I get a decent amount of correspondence from wives who have husbands in a mid-life crisis. The wives are understandably worried and concerned. Often, the wives are looking for some way to jolt their husbands out of this. They have often tried to talk to him or debate this, but nothing has worked. Their husband is usually defensive and perhaps gets angry during the discussion. Many of these wives can literally feel their marriage, and their husband, slipping away. So they decide to write a letter because they want to say what they feel desperately needs to be said.
However, many aren’t sure how to go about this, or even if this is the best idea. Here’s a typical concern. A wife might say: “my husband has been in a mid-life crisis for about a year. At first, it started out just with my noticing that he seemed restless, distant, and distracted. I mentioned it to him and he denied that anything was wrong. Then, he attended a high school reunion and that is when things really got bad. He started complaining about our finances and saying that many of his classmates were in a much better place than he was. He talked about quitting his job and going back to school. He started spending ridiculous amounts of time in the gym. Of course, this worried me. But I wasn’t completely panicked until he started talking about a marital or trial separation. Now, he hasn’t pursued this yet. But I am sure that it is all just a matter of time. I have tried to discuss this with him. Numerous times, in fact. But then we end up arguing and he accuses me of just accepting the status quo and questioning why I never want to seek more in my life, as though I am some kind of slacker. I want to tell my husband that it is honestly time to grow up. We are adults with adult responsibilities. We can’t just get all caught up in pondering the meaning of life. I love my husband and it kills me to watch as he slips further and further away from me and he grows more and more unhappy. I want to write him a letter and tell him all of this, but I don’t know if that’s a good idea. What should a letter say to a husband who is in a mid-life crisis?”
I can certainly give you some guidelines, but since you know your husband better than anyone else, you would be in a better position to judge this. Plus, only you are intimately aware of the situation and what your husband finds most problematic. But here are my thoughts. I hope that they are helpful.
Understand Why You Have To Be Very Careful About What He Hears In Your Message: I understand wanting to tell your husband to snap out of it or to grow up. But from my experiences and observations, I’ve come to the opinion that this is a strategy that is very risky and that often fails. This is especially true because you’ve said that your husband argues and gets defensive when you try to talk to him about this. Honestly, what you are experiencing is very typical. No one wants to perceive that their spouse is saying that they are being an old fool who needs to just snap out of it. I know that sounds harsh, and I know that this isn’t the way that you mean it. But what you need to understand is that this is how your husband hears it. He’s at a place where he is obviously struggling and feeling a little badly about himself. So the last thing that he probably wants is to hear is the person closest to him criticize him at a time when he feels the most vulnerable. (I know that men in mid-life crisis often don’t LOOK vulnerable. But that’s what the crisis is – trying to hide or banish weakness.)

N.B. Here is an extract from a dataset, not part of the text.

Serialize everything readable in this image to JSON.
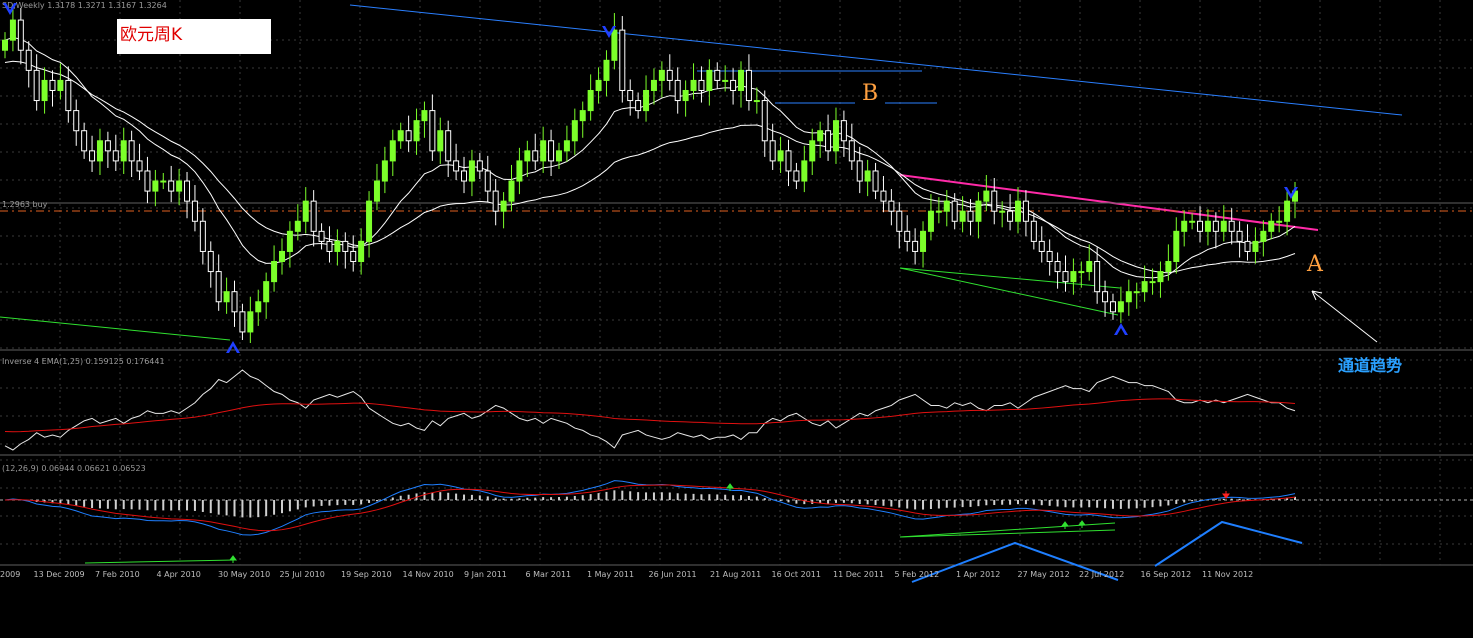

The Tone You May Want To Consider In Any Letter: Before you write the letter, I want you to try to put yourself in your husband’s shoes right now. I know that this is a challenge, but I think that it is so important. Imagine that you feel solely responsible for your family’s finances. (Even when their wives work, men feel that it is ultimately their responsibility.) Now imagine you saw former friends who have more money than you. This makes you feel awful about yourself. So you try to control what you can. You consider going to school for a better job, but you realize that you are aging. You try to hit the gym to feel younger. But still, you are aging. This all hurts. And your wife is looking at you with angry eyes and demanding to know what is happening with you.
I am asking you to envision this because I want you to feel what he is feeling before you put pen to paper. And I want you to understand how important it is that you approach him with understanding and support rather than in a critical way or in a way meant to “shake some sense into him.” I’m not sure that the actual words matter. It is the sentiment that matters. And in my experience, the sentiment should be that you worry that he is struggling, that you love him, and that you want to support him in this. You want him to know that more than anything, you want him to be happy and to know how valued he truly is – regardless of whether life didn’t work out exactly as either of you planned. In the meantime, you want him to know that you are there for him – to listen to or to support him – or to offer whatever he needs.